● **Dataset rows describing interfaces**
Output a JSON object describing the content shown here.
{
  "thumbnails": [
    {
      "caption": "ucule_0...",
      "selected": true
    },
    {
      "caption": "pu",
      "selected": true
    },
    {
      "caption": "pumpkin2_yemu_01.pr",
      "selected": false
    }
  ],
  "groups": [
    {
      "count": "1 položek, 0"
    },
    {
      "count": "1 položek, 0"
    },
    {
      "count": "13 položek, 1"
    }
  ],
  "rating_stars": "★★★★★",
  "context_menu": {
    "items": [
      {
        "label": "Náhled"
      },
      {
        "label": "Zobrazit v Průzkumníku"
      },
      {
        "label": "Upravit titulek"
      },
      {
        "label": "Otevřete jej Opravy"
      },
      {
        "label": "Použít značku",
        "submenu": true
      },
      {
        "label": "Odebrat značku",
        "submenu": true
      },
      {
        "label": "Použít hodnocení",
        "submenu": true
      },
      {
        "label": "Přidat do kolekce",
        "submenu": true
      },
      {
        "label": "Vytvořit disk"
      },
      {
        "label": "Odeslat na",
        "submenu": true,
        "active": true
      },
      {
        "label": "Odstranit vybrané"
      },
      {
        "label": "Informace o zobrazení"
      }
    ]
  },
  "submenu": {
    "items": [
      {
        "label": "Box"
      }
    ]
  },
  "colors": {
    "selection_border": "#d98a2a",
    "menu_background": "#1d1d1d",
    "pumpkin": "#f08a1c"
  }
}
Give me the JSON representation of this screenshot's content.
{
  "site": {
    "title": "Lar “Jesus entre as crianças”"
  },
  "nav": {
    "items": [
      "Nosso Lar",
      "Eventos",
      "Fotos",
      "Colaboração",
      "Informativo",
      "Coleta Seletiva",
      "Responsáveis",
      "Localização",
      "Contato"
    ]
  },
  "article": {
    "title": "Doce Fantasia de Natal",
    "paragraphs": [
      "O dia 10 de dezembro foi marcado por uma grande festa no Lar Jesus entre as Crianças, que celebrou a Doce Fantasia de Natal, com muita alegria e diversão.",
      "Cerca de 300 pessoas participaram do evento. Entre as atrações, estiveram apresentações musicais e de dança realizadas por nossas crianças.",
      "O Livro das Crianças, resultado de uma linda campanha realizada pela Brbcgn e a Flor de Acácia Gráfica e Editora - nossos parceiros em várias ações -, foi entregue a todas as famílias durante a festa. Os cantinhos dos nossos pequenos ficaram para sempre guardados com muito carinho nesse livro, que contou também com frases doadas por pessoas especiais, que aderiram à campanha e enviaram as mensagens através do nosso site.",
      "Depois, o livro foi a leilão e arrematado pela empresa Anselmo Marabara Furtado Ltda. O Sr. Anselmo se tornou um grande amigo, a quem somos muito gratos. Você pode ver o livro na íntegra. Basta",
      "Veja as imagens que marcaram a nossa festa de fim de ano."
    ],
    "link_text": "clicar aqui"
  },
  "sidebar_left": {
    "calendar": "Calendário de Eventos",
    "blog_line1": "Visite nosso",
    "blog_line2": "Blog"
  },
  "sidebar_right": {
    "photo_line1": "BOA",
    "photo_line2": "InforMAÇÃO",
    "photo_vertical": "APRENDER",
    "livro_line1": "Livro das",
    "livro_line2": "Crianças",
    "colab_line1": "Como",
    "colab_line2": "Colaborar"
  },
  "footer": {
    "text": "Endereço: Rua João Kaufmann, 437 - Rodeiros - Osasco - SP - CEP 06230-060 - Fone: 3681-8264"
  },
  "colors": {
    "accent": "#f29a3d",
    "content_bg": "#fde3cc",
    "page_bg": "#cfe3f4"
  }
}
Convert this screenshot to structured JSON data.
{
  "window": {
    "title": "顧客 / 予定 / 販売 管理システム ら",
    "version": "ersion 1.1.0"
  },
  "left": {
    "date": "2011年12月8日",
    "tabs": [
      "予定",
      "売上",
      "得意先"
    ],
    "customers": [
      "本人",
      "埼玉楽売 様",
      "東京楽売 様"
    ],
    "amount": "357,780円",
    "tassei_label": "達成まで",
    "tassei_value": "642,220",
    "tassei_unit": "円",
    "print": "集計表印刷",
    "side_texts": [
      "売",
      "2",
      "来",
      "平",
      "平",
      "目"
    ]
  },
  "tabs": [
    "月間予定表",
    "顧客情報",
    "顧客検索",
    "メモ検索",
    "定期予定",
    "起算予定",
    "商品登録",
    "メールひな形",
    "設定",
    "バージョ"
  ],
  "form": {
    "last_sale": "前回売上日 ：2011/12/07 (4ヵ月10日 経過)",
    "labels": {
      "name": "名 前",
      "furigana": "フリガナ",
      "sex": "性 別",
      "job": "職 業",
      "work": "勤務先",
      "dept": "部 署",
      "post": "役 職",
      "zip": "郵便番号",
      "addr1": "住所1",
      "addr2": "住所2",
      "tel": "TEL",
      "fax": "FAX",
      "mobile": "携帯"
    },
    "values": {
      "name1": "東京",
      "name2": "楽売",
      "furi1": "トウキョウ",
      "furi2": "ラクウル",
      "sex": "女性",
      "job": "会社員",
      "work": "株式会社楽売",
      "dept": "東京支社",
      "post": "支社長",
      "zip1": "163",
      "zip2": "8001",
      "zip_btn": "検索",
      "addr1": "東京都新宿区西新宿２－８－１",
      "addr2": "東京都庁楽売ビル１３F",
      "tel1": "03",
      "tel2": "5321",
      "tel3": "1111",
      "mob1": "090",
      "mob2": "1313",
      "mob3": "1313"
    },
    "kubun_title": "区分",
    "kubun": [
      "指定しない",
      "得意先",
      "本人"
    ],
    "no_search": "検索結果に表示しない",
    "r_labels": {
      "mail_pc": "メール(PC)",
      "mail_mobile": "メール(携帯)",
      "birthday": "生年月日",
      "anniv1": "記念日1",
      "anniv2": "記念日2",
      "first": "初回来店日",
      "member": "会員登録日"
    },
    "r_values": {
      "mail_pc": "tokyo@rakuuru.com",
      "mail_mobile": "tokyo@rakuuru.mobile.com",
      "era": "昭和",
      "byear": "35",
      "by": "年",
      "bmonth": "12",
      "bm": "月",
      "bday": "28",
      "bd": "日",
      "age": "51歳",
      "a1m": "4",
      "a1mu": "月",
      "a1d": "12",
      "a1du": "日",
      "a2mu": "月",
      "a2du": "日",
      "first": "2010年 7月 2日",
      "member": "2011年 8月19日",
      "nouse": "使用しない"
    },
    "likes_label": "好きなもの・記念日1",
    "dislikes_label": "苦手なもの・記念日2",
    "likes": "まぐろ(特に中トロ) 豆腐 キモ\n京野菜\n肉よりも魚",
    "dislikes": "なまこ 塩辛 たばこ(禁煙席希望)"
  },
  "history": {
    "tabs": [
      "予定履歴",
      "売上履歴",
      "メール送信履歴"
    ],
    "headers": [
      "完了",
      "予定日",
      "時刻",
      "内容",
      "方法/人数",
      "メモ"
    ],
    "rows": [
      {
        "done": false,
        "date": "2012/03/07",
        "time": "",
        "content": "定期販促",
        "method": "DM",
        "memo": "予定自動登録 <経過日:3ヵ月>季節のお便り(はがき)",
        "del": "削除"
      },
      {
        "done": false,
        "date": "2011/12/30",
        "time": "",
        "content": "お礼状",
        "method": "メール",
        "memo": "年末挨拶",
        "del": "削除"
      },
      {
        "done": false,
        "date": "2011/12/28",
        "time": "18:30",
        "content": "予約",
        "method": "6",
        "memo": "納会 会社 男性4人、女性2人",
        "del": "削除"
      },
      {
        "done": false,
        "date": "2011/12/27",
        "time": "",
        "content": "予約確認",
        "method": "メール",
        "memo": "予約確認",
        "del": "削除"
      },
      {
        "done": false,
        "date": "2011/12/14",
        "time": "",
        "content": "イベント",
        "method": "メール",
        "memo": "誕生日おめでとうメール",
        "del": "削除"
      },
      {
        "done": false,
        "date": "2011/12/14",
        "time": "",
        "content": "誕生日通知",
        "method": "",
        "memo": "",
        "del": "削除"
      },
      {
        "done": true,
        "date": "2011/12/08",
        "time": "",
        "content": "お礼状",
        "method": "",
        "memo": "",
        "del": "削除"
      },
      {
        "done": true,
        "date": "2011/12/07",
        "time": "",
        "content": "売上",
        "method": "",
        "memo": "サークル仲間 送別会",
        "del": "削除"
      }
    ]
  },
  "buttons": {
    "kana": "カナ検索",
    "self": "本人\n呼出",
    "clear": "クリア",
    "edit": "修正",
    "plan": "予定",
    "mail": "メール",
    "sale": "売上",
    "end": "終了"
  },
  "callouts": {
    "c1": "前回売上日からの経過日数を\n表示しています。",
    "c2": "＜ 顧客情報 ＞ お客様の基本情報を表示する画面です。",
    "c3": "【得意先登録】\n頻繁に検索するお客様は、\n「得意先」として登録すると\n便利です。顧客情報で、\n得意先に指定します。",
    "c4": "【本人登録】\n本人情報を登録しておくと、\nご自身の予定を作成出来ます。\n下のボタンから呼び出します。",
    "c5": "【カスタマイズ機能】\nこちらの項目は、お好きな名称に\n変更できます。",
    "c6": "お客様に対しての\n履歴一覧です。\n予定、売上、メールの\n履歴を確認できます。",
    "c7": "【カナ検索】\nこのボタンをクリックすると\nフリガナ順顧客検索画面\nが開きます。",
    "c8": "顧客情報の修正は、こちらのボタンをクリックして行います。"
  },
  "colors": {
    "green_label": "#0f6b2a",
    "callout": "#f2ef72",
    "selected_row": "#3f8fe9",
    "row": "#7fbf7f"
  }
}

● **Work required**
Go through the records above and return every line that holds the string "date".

● **Exercise response**
    "date": "2011年12月8日",
        "date": "2012/03/07",
        "date": "2011/12/30",
        "date": "2011/12/28",
        "date": "2011/12/27",
        "date": "2011/12/14",
        "date": "2011/12/14",
        "date": "2011/12/08",
        "date": "2011/12/07",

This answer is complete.